To obtain the metronome beat I modulated the 500 Hz carrier frequency with a square wave. I tried a sine wave too, which prevents the clicks and is, therefore, more pleasant to listen to. However, the beats are less sharp than with a squared modulation and therefore less distinguishable. Personally, I would not like to lose a beat... Moreover, when mixing the metronome beat to the sound file the clicks are softer than when playing the metronome beat alone. Sox specifies the amplitude modulation with the "amod" option, preceded by the type of waveform (square) and followed by the frequency in Hz like:
square amod 3
Concatenating both commands creates the metronome beat: a 500 Hz sine modulated in amplitude by a square waveform with a frequency of 3 Hz.
sox -n -r 8000 output.wav synth 5 sine 500 synth 5 square amod 3
So in practice there are two five-seconds-long waveforms, one sine and one square, the second of which Amplitude MODulates the first. To compare this metronome beat to a sine modulated call:
echo "Square modulated" play -n -c1 synth 5 sine 500 vol 0.5 synth 5 square amod 3
echo "Sine modulated" play -n -c1 synth 5 sine 500 vol 0.5 synth 5 sine amod 3
[NOTE: if you want to double check that the beats are really three per seconds, I find the most convenient way is to create a second long sine wave and load the signal in audacity. There you can count/see the three 'peaks' corresponding to the beats.]
I then add this "beat" to a sound file. To do this I need to generate a beat with the same duration and sampling frequency of the sound file to which I want to add the beat. The command 'soxi' with the options '-d' and '-r' returns duration and sampling frequency respectively. Both commands can be passed to sox into one go, like this:
sox -n -r `soxi -r file1.mp3` "output.mp3"
synth `soxi -d file1.mp3` sine 500 vol 0.5
synth `soxi -d file1.mp3` square amod 3
file1.mp3 is a temporary file I created transforming the stereo audio file into a mono.
sox "file2addAbeat2.mp3" "file1.mp3" remix 1
I converted from stereo to mono only to save space in my mp3 player.
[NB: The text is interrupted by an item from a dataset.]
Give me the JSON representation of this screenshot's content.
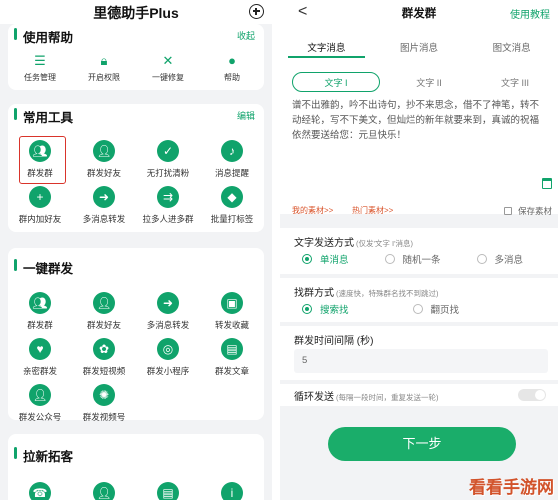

Why am I creating mp3 files instead of an open format? Because my mp3 player is dated and it does not read the files' tags other than the mp3 format. Therefore, to easily select what I want to play, I need to be able to process the tag.
I then mix the two into one final file,
sox -m "file1.mp3" "output.mp3" "final.mp3"
With SoX, it is also possible to have the beat played into one hear and the music/podcast/audiobook on the other, that is one on the left and the other on the right channel. One could argue that it is then easier to focus on/ignore the sound in a given hear because they are spatially separated. This could be helpful if the metronome beat is experienced as annoying and one decides to ignore it. In that case, besides experimenting with other carrier frequencies and amplitude modulations (e.g. a sine instead of a square wave), SoX offers also the option of manipulating the volume of the single channels/sound streams. I still prefer to keep the two streams into a single channel because by merging them the resulting file is smaller and I get to squeeze more music into my mp3 player. Moreover, I am not converting to this "enhanced-metronome beat format" all the files I would listen during a run. Converting about 10% is usually enough for the exercises and it keeps the (mind) doctor away.
I embedded the SoX commands into a bash script that processes all "ogg" or "opus" files in a given directory. I can then use the bash script on a bunch of files I downloaded or after a call to youtube-dl with the "-x" options which extracts the audio only. Enjoy!